“The lights at night are beautiful,” adds Stephanie. Beneath each window seat is additional storage that rolls out for easy access to larger dishes.
Solid cherry wood was used for this custom built kitchen, which is topped by granite counters and supplied with Miele's Masterchef collection of appliances including induction range, convection microwave, oven and warming cabinet. The refrigerator is commercial grade SubZero with two impressive freezer drawers. A pot-filler sits expediently over the range.
Keeping with the clean look, the Miele range hood over the cooktop is constructed of tempered glass. “Spray it with Windex and the grease just slides off,” says Stephanie.
Move past the kitchen's large breakfast bar with comfy padded leather stools and you find yourself in the open concept family room.
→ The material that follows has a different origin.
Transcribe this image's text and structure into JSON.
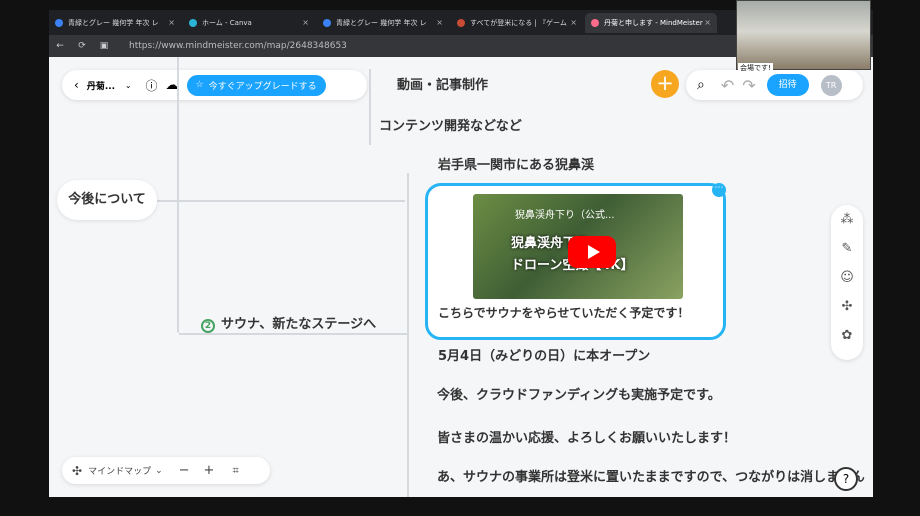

En route, you will pass a much loved built-in Miele espresso system installed at chest level and housed in cherry cabinetry, all conveniently plumbed in. This cherry storage cabinetry continues into the family room with a handy workstation and corner hutch at the far end of the room that pulls the whole look together. A second gas fireplace with more artwork set high on the mantle sets the mood.
The family room is a relaxed setting with dark leather sectional and sizeable coffee table awash in coffee table books. A walkout to a balcony here brings in light and views of the forest landscaping. “When the leaves are gone, there's a wonderful view of the bay,” says Stephanie, which makes Chris, a sailboat racing aficionado yearn for the spring. Exit the kitchen and you will find the butler's pantry behind a pocket door. Inside, a secondary fridge, built-in oven, dishwasher, double sink and extra storage await use. The wine fridge is also found here, making it quickly accessible to the adjacent dining room. Move down the hall and you discover a spacious office currently utilized as a toy room.
The upper level of this exceptional 6,000-square-foot home offers a soaring bird's eye view into the great room and solarium below. “You can really get a badass Christmas tree in here,” says Chris. The upper level offers a laundry room right where you need it, an office niche with built-in oak desk, four bedrooms – two are masters – and three bathrooms with skylight tubes in each (another energy saving concept that eliminates the need for energy use during daylight hours.)
The new master in the home's addition enjoys a see-through fireplace that looks through to the spa bathroom on the opposite side. Heated floors, an oversized Jacuzzi tub, rain showerhead in the shower and European-styled bidet complete the spa.
High-end Loewen doors in the master open fully to a balcony at tree canopy level. “In the summer, you're just hovering in the trees,” says Chris. “You open the doors at night and the breeze just flows through.”
Chris appreciates fresh air and the fact this home has not one, but two LifeBreath Air Exchangers – one for each side of the house. “Each LifeBreath has six filters in it,” explains Chris. “All the air is systemically cycled completely in the house every 24 hours.   I have asthma and there are no particles in this air.”
Secreted away on the lower level are the valued LifeBreath systems, as well as a fitness room, sports and gear storage room, extra bedroom with views up into the solarium, a full bath with heated floors and Chris's treasured music room with red brick walls dressed by music posters. A glistening emerald drum kit and impressive collection of guitars are at the ready here. “We opened for the Steve Miller Band at Casino Rama last year,” says Chris, who pops onto the drum kit to let loose with a carefree lick. 
“The great thing about this house is it was a commercial build of concrete and steel,” says Stephanie. “If you're upstairs, you can't really hear the people downstairs.”
42 St. Vincent is now on the market represented by Harvey Kalles Real Estate Ltd.